The church buildings that were burnt down this past week and many other church buildings that are still standing, signify to the world that Christ has been silently witnessing all that took place in this world including the atrocities caused by Christians. These buildings, empty or full, are the symbols of Christ’s witness in this world. In the same way, we, Christians, are called and sent into this world. Sadly many Christians continue to perpetuate evil and sin in this world with condemnations, delivering judgments, and perpetuating corruptions. However, there are those Christians who have been called and sent so that among all peoples, Christ, who invites all to participate and share in God’s unconditional love, has been in the world to witness, cry with, walk with, suffer alongside, and be present to those who have been harmed by the very churches and Christians who use his name to harm others. As this Christ with unconditional love continues in his ministry in the world, those who choose to follow him by denying themselves at his call are sent into the world in the same way God sends Ezekiel to the people of Israel in this passage.

Our task is to be Christ’s presence, sharing his unconditional love with all, witnessing both the good and evil that are being done through and by those who call themselves Christians, and continually being the true followers of Christ in our meekness, weakness, powerlessness, humbleness, gentleness like our Lord, always working as ones who boldly live out life of justice, peace, faith, hope, and love. This is our vocation. This is our calling in this world. Along with empty church buildings, we stand to point to Christ and his love for the world.


We have failed you often, O God. Yet, you call us back. We have done evil in this world, yet, in your grace, you forgive us when we repent. When we are mired in guilt, you reconcile us to God. God of faith, hope, and love, do not cease from calling us whom you will send into the world. Send us as your voice, your hand, your heart, and your wisdom. May the world come to know that you have not stopped loving the world in its hurt, pain, and anguish. In your Son’s name we pray. Amen.


Offering Prayer:
Out of much, we bring you little. Out of plenty, we offer to share very small amounts. In riches, we share modestly. Yet, these offerings are symbols of our love for you and for our neighbours. May you receive them as tokens that represent our faith, hope and love. Bless us in ways to continue your ministry in this world according to your unconditional love.

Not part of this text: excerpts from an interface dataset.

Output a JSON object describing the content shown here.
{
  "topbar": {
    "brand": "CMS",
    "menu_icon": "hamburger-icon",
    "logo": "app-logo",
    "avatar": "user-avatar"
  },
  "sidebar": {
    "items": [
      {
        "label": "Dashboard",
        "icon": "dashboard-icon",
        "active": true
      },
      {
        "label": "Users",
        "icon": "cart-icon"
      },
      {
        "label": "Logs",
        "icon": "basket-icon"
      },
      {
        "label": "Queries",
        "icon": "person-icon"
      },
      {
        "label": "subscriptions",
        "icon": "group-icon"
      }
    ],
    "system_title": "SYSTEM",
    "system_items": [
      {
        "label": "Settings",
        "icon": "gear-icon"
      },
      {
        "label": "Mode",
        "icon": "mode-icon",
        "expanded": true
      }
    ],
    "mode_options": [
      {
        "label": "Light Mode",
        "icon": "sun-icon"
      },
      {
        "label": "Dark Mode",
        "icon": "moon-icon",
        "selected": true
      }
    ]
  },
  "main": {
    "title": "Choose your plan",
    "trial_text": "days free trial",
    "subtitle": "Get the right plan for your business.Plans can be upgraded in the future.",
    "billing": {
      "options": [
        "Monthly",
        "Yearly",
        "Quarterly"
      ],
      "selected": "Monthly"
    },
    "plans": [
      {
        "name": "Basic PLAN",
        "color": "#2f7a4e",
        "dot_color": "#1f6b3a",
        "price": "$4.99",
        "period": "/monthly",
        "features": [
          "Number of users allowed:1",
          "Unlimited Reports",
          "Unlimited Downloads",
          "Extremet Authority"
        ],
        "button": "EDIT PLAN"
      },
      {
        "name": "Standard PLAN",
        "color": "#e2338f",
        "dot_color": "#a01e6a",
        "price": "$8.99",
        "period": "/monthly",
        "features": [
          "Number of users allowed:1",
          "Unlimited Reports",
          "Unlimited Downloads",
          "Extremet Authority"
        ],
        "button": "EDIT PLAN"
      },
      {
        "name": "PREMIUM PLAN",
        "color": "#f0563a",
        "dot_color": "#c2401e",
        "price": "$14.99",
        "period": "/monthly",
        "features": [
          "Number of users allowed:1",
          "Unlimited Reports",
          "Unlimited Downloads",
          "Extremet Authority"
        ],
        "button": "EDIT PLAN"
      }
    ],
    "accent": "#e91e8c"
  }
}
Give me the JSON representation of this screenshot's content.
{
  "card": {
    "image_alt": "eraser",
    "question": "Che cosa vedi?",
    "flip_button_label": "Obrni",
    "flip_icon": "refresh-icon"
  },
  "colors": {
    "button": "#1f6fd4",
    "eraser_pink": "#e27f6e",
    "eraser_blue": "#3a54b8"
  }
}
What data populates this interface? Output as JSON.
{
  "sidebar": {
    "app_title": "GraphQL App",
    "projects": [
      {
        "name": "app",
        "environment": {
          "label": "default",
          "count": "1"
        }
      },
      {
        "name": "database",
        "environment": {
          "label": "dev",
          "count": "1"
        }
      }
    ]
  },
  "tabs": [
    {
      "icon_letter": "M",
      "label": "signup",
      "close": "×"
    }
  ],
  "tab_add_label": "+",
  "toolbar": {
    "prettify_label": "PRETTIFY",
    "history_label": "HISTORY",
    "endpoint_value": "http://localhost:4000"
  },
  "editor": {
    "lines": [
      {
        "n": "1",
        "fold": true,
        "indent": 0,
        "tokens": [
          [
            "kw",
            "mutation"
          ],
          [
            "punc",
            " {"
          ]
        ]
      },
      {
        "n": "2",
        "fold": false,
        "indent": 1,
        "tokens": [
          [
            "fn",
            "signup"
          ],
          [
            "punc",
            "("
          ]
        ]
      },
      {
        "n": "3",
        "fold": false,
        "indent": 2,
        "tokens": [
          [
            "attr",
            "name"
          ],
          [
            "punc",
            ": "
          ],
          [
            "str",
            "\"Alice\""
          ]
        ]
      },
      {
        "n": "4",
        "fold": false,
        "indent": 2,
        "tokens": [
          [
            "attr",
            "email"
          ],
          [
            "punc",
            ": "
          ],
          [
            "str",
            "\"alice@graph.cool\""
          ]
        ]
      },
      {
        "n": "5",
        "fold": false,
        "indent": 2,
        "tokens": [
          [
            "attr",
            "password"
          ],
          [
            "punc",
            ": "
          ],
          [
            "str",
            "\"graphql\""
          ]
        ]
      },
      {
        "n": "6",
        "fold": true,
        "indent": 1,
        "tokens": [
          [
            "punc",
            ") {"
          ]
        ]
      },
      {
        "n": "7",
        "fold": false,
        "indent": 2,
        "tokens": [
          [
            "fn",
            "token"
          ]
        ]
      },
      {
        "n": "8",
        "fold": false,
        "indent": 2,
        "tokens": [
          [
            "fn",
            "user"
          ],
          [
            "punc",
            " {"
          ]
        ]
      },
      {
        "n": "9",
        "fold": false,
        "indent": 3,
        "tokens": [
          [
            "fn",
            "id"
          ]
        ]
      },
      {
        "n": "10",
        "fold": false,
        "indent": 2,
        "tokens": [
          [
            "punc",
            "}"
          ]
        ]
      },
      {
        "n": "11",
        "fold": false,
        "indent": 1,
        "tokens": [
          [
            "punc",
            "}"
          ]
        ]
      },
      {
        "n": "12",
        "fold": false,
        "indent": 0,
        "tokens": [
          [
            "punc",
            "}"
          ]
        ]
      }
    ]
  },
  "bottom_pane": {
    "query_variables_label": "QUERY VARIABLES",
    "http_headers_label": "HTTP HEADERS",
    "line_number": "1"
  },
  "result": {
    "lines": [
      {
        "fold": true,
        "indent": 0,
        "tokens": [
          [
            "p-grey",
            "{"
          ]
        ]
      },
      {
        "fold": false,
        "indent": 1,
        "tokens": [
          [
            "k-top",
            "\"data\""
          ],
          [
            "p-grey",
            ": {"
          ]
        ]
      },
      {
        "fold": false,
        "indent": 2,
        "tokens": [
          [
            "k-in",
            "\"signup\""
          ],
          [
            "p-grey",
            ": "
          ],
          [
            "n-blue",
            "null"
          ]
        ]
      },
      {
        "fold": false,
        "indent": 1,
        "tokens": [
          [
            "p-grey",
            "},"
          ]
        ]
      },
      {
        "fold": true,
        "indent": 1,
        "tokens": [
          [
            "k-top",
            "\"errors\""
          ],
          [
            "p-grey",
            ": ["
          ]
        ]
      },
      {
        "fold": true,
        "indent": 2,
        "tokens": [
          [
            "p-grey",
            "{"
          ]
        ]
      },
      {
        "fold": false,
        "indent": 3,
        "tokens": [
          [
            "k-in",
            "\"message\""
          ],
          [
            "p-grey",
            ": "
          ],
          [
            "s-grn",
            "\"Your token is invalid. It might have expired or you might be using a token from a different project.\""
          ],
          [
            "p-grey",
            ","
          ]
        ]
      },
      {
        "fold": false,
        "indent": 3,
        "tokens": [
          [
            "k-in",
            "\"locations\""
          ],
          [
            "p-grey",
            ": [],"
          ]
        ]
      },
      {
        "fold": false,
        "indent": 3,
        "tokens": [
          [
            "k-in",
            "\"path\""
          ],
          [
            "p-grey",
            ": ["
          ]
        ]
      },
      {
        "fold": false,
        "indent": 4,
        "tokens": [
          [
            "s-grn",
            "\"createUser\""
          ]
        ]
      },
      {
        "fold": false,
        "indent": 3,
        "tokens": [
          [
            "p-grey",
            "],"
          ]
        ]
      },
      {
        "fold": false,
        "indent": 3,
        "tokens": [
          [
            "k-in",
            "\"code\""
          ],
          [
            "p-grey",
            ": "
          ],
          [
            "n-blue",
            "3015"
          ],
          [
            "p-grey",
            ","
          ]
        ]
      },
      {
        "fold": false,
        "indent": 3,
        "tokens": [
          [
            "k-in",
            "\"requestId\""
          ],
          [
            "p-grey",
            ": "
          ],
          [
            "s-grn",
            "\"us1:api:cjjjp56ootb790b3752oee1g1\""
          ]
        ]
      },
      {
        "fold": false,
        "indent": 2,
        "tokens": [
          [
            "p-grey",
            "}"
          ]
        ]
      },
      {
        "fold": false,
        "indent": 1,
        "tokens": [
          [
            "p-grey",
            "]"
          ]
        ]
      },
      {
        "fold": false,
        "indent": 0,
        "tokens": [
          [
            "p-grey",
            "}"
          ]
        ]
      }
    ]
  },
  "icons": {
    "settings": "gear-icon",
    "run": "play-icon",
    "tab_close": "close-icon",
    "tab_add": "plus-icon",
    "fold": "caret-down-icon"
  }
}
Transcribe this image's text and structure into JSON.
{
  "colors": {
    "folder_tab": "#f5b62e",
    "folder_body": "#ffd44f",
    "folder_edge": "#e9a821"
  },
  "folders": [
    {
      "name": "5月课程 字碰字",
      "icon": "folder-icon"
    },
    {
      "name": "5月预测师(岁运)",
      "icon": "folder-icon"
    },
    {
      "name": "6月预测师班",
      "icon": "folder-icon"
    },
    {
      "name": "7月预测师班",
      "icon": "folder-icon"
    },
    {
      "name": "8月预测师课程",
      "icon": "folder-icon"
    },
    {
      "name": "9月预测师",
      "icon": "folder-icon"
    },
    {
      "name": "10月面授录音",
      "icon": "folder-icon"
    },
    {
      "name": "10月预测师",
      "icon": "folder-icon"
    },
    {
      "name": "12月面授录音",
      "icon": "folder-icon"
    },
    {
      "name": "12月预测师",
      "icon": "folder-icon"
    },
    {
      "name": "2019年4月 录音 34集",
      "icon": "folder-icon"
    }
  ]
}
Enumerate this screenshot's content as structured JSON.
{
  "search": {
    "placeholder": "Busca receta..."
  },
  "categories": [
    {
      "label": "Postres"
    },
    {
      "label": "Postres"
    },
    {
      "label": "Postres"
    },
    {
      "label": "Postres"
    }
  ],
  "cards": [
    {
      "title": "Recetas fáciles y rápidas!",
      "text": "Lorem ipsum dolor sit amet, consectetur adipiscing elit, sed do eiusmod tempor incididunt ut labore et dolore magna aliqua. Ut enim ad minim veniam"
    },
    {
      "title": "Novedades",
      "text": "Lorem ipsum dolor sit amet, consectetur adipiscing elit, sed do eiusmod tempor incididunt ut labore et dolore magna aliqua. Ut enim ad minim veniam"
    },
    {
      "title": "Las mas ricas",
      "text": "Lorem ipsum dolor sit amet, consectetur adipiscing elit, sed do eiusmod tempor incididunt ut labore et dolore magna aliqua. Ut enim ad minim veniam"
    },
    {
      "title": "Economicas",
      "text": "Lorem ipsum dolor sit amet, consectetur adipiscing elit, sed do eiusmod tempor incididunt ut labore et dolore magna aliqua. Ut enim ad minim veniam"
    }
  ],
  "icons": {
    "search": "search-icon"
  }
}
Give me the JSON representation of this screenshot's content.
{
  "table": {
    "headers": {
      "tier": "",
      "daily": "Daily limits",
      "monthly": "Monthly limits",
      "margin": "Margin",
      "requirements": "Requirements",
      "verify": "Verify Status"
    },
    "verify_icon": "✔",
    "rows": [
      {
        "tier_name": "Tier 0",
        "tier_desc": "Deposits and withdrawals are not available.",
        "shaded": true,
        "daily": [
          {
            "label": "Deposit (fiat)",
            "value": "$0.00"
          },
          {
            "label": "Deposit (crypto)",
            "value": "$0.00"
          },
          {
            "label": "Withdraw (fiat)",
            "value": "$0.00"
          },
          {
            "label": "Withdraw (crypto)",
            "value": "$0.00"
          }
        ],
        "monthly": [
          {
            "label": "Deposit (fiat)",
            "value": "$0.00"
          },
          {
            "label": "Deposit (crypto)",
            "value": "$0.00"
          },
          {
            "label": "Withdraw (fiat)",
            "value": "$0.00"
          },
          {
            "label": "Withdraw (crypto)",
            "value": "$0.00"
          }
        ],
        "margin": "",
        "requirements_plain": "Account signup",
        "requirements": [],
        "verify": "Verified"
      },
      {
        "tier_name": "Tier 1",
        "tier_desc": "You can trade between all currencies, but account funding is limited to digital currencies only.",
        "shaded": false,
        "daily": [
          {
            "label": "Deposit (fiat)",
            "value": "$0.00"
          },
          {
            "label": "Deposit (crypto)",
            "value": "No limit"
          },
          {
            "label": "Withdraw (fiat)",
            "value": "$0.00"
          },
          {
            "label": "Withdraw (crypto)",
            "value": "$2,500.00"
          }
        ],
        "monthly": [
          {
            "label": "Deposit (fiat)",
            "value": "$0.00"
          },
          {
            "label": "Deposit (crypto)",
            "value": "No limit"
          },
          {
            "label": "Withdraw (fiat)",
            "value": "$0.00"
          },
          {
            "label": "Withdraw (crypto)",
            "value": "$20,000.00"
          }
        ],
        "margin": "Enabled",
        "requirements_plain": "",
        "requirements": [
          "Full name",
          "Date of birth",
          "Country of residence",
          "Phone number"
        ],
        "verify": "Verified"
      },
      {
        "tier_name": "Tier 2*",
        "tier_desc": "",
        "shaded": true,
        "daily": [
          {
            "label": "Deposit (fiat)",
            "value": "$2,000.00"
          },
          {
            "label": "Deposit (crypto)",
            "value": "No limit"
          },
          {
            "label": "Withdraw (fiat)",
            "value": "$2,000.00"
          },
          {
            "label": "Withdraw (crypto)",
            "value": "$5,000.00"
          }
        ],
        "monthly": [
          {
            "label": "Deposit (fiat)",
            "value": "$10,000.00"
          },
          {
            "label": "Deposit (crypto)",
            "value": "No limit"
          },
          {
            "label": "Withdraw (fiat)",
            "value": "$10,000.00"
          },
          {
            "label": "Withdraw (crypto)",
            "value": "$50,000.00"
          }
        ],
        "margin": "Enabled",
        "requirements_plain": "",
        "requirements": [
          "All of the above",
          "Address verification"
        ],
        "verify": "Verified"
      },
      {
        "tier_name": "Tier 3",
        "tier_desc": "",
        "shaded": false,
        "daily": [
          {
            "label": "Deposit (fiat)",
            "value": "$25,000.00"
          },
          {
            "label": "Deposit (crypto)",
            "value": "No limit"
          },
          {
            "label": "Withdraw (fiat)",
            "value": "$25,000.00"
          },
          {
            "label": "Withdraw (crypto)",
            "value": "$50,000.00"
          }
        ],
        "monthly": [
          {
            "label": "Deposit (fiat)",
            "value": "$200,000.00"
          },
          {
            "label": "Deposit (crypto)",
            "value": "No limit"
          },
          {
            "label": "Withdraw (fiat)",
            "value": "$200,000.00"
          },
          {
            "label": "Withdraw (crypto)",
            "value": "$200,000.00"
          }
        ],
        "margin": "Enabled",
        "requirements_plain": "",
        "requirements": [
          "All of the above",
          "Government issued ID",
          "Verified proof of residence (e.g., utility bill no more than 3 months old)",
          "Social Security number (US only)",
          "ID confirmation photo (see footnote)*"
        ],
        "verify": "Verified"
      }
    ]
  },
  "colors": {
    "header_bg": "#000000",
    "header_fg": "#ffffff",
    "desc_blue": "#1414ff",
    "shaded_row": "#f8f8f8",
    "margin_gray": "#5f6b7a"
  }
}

Amen.

Hymn: I am gonna live so

I’m gonna live so God can use me anywhere, Lord, any time! (2X)
I’m gonna work so God can use me anywhere, Lord, any time! (2X)
I’m gonna pray so God can use me anywhere, Lord, any time! (2X)
I’m gonna sing so God can use me anywhere, Lord, any time! (2X)